“There were movements of what people called energy in my body that I could feel. But I don’t understand energy.” I confessed.
“These energies are real, my friend,” said Jacobo gravely. Shamans can do all kind of healing because they control these energies. I knew a shaman named Pochita. I tell you, before my very eyes, she once took a man’s heart out, fixed it, and put it back. And the man was healed from his heart ailment.”
I was dumbfounded.
“Interested in researching the subject?”
“I will think about it,” is all I said.
We published the transferred potential paper, but I never could make any headway about those “energies.” Instead, we began talking about other topics for joint investigation in neuroscience using our new model of consciousness. Eventually we wrote another paper.
The first chance I got, I invited Jacobo to a consciousness conference in Bangalore in 1993. Jacobo came with his wife, and they were a hit. The researchers in Bangalore planned to replicate Jacobo’s transferred potential experiment at long distance—with one meditator in Bangalore, the other in Mexico City.

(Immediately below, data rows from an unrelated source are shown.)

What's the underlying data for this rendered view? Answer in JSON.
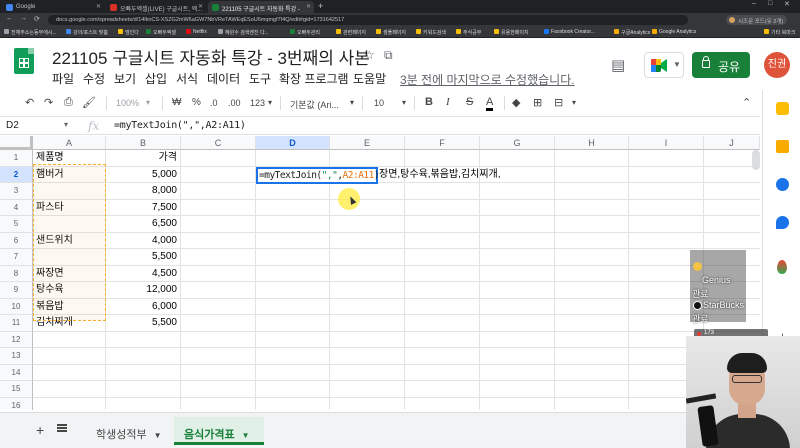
{
  "browser": {
    "tabs": [
      {
        "title": "Google",
        "favicon_color": "#4285f4",
        "active": false
      },
      {
        "title": "오빠두엑셀(LIVE) 구글시트, 엑...",
        "favicon_color": "#d93025",
        "active": false
      },
      {
        "title": "221105 구글시트 자동화 특강 -",
        "favicon_color": "#188038",
        "active": true
      }
    ],
    "new_tab": "+",
    "window_controls": [
      "–",
      "□",
      "✕"
    ],
    "nav_buttons": [
      "←",
      "→",
      "⟳"
    ],
    "url": "docs.google.com/spreadsheets/d/14lknCS-XSZG2mW6aGW7NbVReTAWEqESoU6mqmgf7f4Q/edit#gid=1731642517",
    "profile": "시즈문 포드(유 2개)"
  },
  "bookmarks": [
    {
      "label": "전체주소는동부에시...",
      "color": "#9aa0a6"
    },
    {
      "label": "강의/포스트 맞춤",
      "color": "#4285f4"
    },
    {
      "label": "엠인다",
      "color": "#fbbc04"
    },
    {
      "label": "오빠두엑셀",
      "color": "#188038"
    },
    {
      "label": "Netflix",
      "color": "#e50914"
    },
    {
      "label": "혜원수 검색엔진 다...",
      "color": "#9aa0a6"
    },
    {
      "label": "오빠두관리",
      "color": "#188038"
    },
    {
      "label": "관련페이지",
      "color": "#fbbc04"
    },
    {
      "label": "샘플페이지",
      "color": "#fbbc04"
    },
    {
      "label": "키워드검색",
      "color": "#fbbc04"
    },
    {
      "label": "주식공부",
      "color": "#fbbc04"
    },
    {
      "label": "유용한페이지",
      "color": "#fbbc04"
    },
    {
      "label": "Facebook Creator...",
      "color": "#1877f2"
    },
    {
      "label": "구글Analytics",
      "color": "#f9ab00"
    },
    {
      "label": "Google Analytics",
      "color": "#f9ab00"
    },
    {
      "label": "기타 북마크",
      "color": "#fbbc04"
    }
  ],
  "doc": {
    "title": "221105 구글시트 자동화 특강 - 3번째의 사본",
    "menus": [
      "파일",
      "수정",
      "보기",
      "삽입",
      "서식",
      "데이터",
      "도구",
      "확장 프로그램",
      "도움말"
    ],
    "last_edit": "3분 전에 마지막으로 수정했습니다.",
    "share_label": "공유",
    "avatar_text": "진권"
  },
  "toolbar": {
    "zoom": "100%",
    "currency": "₩",
    "percent": "%",
    "dec_minus": ".0",
    "dec_plus": ".00",
    "number_format": "123",
    "font": "기본값 (Ari...",
    "font_size": "10",
    "bold": "B",
    "italic": "I",
    "strike": "S",
    "text_color": "A"
  },
  "formula_bar": {
    "name_box": "D2",
    "fx": "fx",
    "formula": "=myTextJoin(\",\",A2:A11)"
  },
  "grid": {
    "columns": [
      "A",
      "B",
      "C",
      "D",
      "E",
      "F",
      "G",
      "H",
      "I",
      "J"
    ],
    "selected_column": "D",
    "rows": [
      "1",
      "2",
      "3",
      "4",
      "5",
      "6",
      "7",
      "8",
      "9",
      "10",
      "11",
      "12",
      "13",
      "14",
      "15",
      "16"
    ],
    "selected_row": "2",
    "cells": [
      [
        "제품명",
        "가격"
      ],
      [
        "햄버거",
        "5,000"
      ],
      [
        "",
        "8,000"
      ],
      [
        "파스타",
        "7,500"
      ],
      [
        "",
        "6,500"
      ],
      [
        "샌드위치",
        "4,000"
      ],
      [
        "",
        "5,500"
      ],
      [
        "짜장면",
        "4,500"
      ],
      [
        "탕수육",
        "12,000"
      ],
      [
        "볶음밥",
        "6,000"
      ],
      [
        "김치찌개",
        "5,500"
      ]
    ],
    "edit": {
      "prefix": "=myTextJoin(",
      "quote": "\",\"",
      "comma": ",",
      "range": "A2:A11",
      "suffix": ")"
    },
    "overflow_text": "장면,탕수육,볶음밥,김치찌개,"
  },
  "sheet_tabs": [
    {
      "label": "학생성적부",
      "active": false
    },
    {
      "label": "음식가격표",
      "active": true
    }
  ],
  "overlay": {
    "chat": [
      {
        "name": "Genius",
        "msg": "관료"
      },
      {
        "name": "StarBucks",
        "msg": "관료"
      }
    ],
    "viewer_count": "173"
  }
}
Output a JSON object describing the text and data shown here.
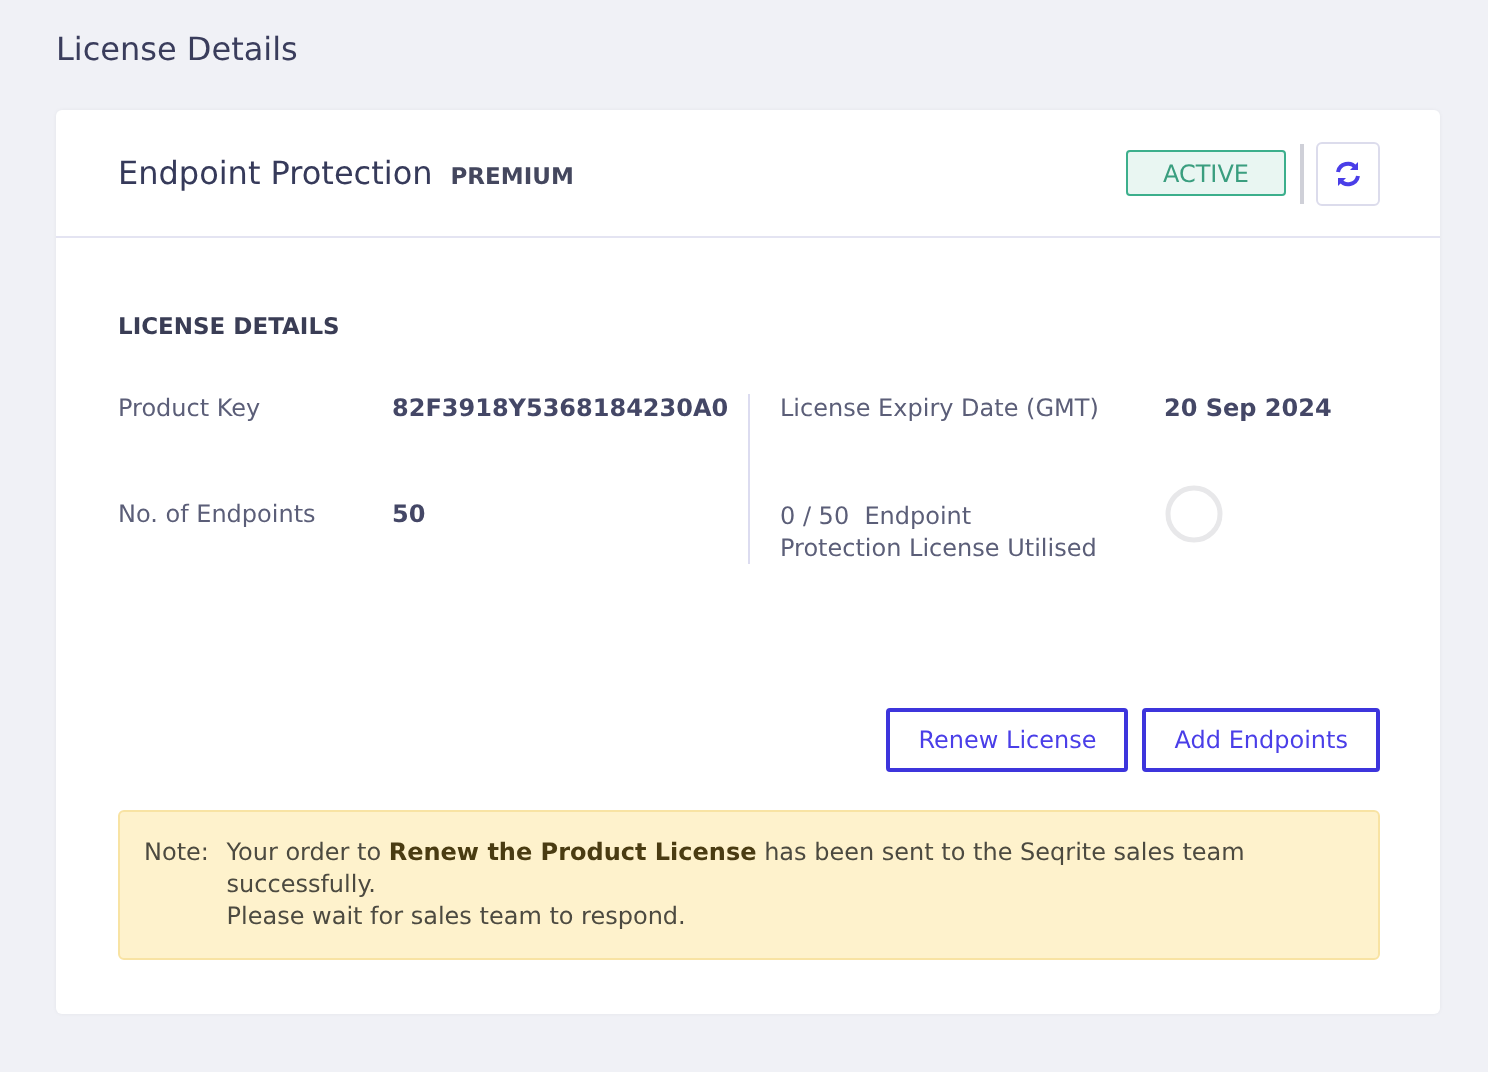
{
  "page_title": "License Details",
  "product": {
    "name": "Endpoint Protection",
    "edition": "PREMIUM",
    "status": "ACTIVE"
  },
  "section_title": "LICENSE DETAILS",
  "fields": [
    {
      "label": "Product Key",
      "value": "82F3918Y5368184230A0"
    },
    {
      "label": "No. of Endpoints",
      "value": "50"
    }
  ],
  "right_fields": [
    {
      "label": "License Expiry Date (GMT)",
      "value": "20 Sep 2024"
    }
  ],
  "usage": {
    "count": "0 / 50",
    "label": "Endpoint Protection License Utilised",
    "level": 0
  },
  "buttons": [
    "Renew License",
    "Add Endpoints"
  ],
  "note": {
    "label": "Note:",
    "lines": [
      "Your order to **Renew the Product License** has been sent to the Seqrite sales team successfully.",
      "Please wait for sales team to respond."
    ]
  }
}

Then Jacobo disappeared. The last time that anyone could track him down was when he went to the airport in Mexico City to board a plane to his eventual destination at Bangalore to do the preliminary work on the planned inter-continental experiment. No one has heard from him since.
Sometimes, when I am by myself, I still become a little misty-eyed and think how nice it would have been to have him with us today leading the movement toward the new science paradigm. I know in my heart that if Jacobo were still alive when the paradigm did shift, he would be awarded the first Nobel prize on the subject of consciousness studies.

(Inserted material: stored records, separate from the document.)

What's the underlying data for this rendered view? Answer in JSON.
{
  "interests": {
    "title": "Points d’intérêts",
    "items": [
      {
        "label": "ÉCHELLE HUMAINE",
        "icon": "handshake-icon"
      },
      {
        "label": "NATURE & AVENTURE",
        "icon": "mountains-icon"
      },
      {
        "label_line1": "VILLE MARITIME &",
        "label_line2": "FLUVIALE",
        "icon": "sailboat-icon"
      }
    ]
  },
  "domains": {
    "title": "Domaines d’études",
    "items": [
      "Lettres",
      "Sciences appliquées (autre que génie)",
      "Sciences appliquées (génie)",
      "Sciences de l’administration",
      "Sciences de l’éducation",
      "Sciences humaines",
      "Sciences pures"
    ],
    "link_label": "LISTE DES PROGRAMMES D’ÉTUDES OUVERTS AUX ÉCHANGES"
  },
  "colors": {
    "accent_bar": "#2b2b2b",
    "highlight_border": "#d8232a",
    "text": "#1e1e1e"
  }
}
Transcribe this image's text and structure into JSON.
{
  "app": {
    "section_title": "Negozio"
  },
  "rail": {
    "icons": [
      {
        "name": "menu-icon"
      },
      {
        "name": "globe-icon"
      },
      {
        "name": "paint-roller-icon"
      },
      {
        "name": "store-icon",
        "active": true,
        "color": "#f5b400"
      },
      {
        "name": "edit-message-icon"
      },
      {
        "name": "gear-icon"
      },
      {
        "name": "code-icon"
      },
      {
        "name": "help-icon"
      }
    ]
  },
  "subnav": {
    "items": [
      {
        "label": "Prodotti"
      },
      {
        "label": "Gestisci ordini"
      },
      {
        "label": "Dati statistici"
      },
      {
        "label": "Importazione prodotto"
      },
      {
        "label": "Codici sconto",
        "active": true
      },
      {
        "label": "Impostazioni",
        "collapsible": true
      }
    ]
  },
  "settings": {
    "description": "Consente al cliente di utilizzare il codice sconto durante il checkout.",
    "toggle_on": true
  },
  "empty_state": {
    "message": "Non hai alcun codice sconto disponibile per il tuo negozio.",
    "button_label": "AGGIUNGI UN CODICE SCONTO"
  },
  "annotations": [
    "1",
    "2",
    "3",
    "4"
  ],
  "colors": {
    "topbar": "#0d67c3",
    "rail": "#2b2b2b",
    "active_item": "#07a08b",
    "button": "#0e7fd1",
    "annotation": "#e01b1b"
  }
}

But you know what, that Jaco! He didn’t care much about prizes. Always a scientist, he just wanted to satisfy himself that his vision of the enchanted world was scientific.
The good news is that his pioneering experiment has now been replicated, at last count, by some two dozen different laboratories all over the world.
An epilogue: Leah and another one of Jacobo’s students Amira Valle went ahead and published a book about Jacobo, including all of Jacobo’s work, published and unpublished. I lovingly wrote the foreword of their beautiful book.